The Muslim Brotherhood in Jordan was sentenced 18 months in prison for criticizing the UAE on Facebook

The deputy head of the Muslim Brotherhood in Jordan was sentenced on Sunday to 18 months in prison for criticizing the United Arab Emirates in a Facebook post.

The state security court, a special body that has jurisdiction over Jordan’s internal and external threats, found the Brotherhood leader, Zaki Bani Rushaid, guilty of “acts harmful to the country’s relations with a friendly nation.”

On his personal Facebook page, Mr. Bani Rushaid wrote on Nov. 17 that the Emirates, an important ally of Jordan and one of several countries in the region, including Egypt and Saudi Arabia, that have engaged in a campaign to wipe out the Brotherhood, plays the role of the “American cop in the region, supports coups and is a cancer in the body of the Arab world.”

The Muslim Brotherhood in Jordan condemned the verdict in a statement released on Sunday. The arrest of Mr. Bani Rushaid, under a recently strengthened antiterrorism law, was “politically motivated and demonstrates a deliberate escalation by the state against the Muslim Brotherhood in Jordan,” the statement said. “It is a blow to freedom of speech and the rights of citizens.”

Standing inside a black cage in the courtroom, Mr. Bani Rushaid reacted stoically to the verdict. His lawyer, Saleh Armouti, looked at his client and said, “May God bring you no harm.” Mr. Armouti added that he planned to appeal. Mr. Bani Rushaid has been detained since November, and the time he has served will be deducted from his sentence.

“This is a shame, a shame,” shouted a small crowd outside the court after hearing the verdict. Some held posters of Mr. Bani Rushaid. Mr. Armouti angrily pointed his finger in the air and, referring to King Abdullah II of Jordan, said: “Where is justice, your majesty? This is death for freedom of expression. The government is to blame. Where is the government?”

Ali Abul Sukkar, a Brotherhood member who was among the protesters, said, “This court is a military court for the most heinous crimes against the country, not for a well-known figure who expresses an opinion on Facebook.”

“There is no logical and just decision to this,” he added. “It is purely political.”

It was the first arrest and conviction of an opposition leader in recent years, although a Brotherhood member, Mohammad Said Bakr, was taken into custody in September and given a six-month sentence after he harshly criticized the Jordanian authorities for what he suggested was a tepid response to the Israeli military campaign in the Gaza Strip last summer.

The Muslim Brotherhood is Jordan’s main opposition party, but unlike Egypt, Jordan has long tolerated the organization’s presence.

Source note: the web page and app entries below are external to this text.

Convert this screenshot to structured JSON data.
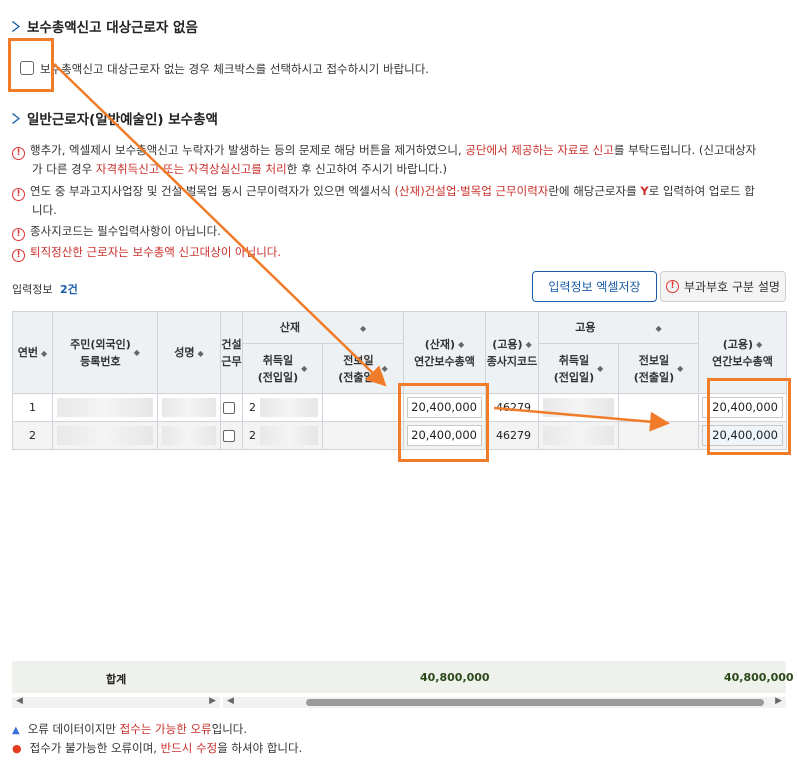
{
  "section1": {
    "title": "보수총액신고 대상근로자 없음",
    "checkbox_label": "보수총액신고 대상근로자 없는 경우 체크박스를 선택하시고 접수하시기 바랍니다."
  },
  "section2": {
    "title": "일반근로자(일반예술인) 보수총액",
    "notices": {
      "n1_a": "행추가, 엑셀제시 보수총액신고 누락자가 발생하는 등의 문제로 해당 버튼을 제거하였으니, ",
      "n1_red1": "공단에서 제공하는 자료로 신고",
      "n1_b": "를 부탁드립니다. (신고대상자",
      "n1_c": "가 다른 경우 ",
      "n1_red2": "자격취득신고 또는 자격상실신고를 처리",
      "n1_d": "한 후 신고하여 주시기 바랍니다.)",
      "n2_a": "연도 중 부과고지사업장 및 건설·벌목업 동시 근무이력자가 있으면 엑셀서식 ",
      "n2_red": "(산재)건설업·벌목업 근무이력자",
      "n2_b": "란에 해당근로자를 ",
      "n2_y": "Y",
      "n2_c": "로 입력하여 업로드 합",
      "n2_d": "니다.",
      "n3": "종사지코드는 필수입력사항이 아닙니다.",
      "n4": "퇴직정산한 근로자는 보수총액 신고대상이 아닙니다."
    }
  },
  "input_info": {
    "label": "입력정보",
    "count": "2건"
  },
  "buttons": {
    "excel": "입력정보 엑셀저장",
    "explain": "부과부호 구분 설명"
  },
  "table": {
    "headers": {
      "year_month": "연번",
      "rrn_line1": "주민(외국인)",
      "rrn_line2": "등록번호",
      "name": "성명",
      "construction_1": "건설",
      "construction_2": "근무",
      "group_sanjae": "산재",
      "acq_1": "취득일",
      "acq_2": "(전입일)",
      "loss_1": "전보일",
      "loss_2": "(전출일)",
      "sanjae_total_1": "(산재)",
      "sanjae_total_2": "연간보수총액",
      "goyong_code_1": "(고용)",
      "goyong_code_2": "종사지코드",
      "group_goyong": "고용",
      "g_acq_1": "취득일",
      "g_acq_2": "(전입일)",
      "g_loss_1": "전보일",
      "g_loss_2": "(전출일)",
      "goyong_total_1": "(고용)",
      "goyong_total_2": "연간보수총액"
    },
    "rows": [
      {
        "no": "1",
        "const_prefix": "2",
        "sanjae_total": "20,400,000",
        "code": "46279",
        "goyong_total": "20,400,000"
      },
      {
        "no": "2",
        "const_prefix": "2",
        "sanjae_total": "20,400,000",
        "code": "46279",
        "goyong_total": "20,400,000"
      }
    ],
    "footer": {
      "label": "합계",
      "sanjae_sum": "40,800,000",
      "goyong_sum": "40,800,000"
    }
  },
  "legend": {
    "item1_a": "오류 데이터이지만 ",
    "item1_red": "접수는 가능한 오류",
    "item1_b": "입니다.",
    "item2_a": "접수가 불가능한 오류이며, ",
    "item2_red": "반드시 수정",
    "item2_b": "을 하셔야 합니다."
  },
  "colors": {
    "accent": "#1b5ea8",
    "warn": "#c9302c",
    "highlight": "#f07c2a"
  }
}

In recent months, the Brotherhood movement here has had its own internal disputes, chiefly between the moderate and conservative factions. The movement’s more liberal wing has called for internal reform and changes in policies.

The movement is known for its passionate advocacy of diminishing the relatively unchecked power of the king. Yet it has never called for the overthrow of the monarchy, even during the headiest days of the Arab Spring.

After Mr. Bani Rushaid’s arrest, the government noted the importance of the country’s relations with the United Arab Emirates, where about 250,000 Jordanians work and which have provided considerable financial aid to Jordan. The Emirates have also used Jordan as a base to conduct airstrikes against the Islamic State.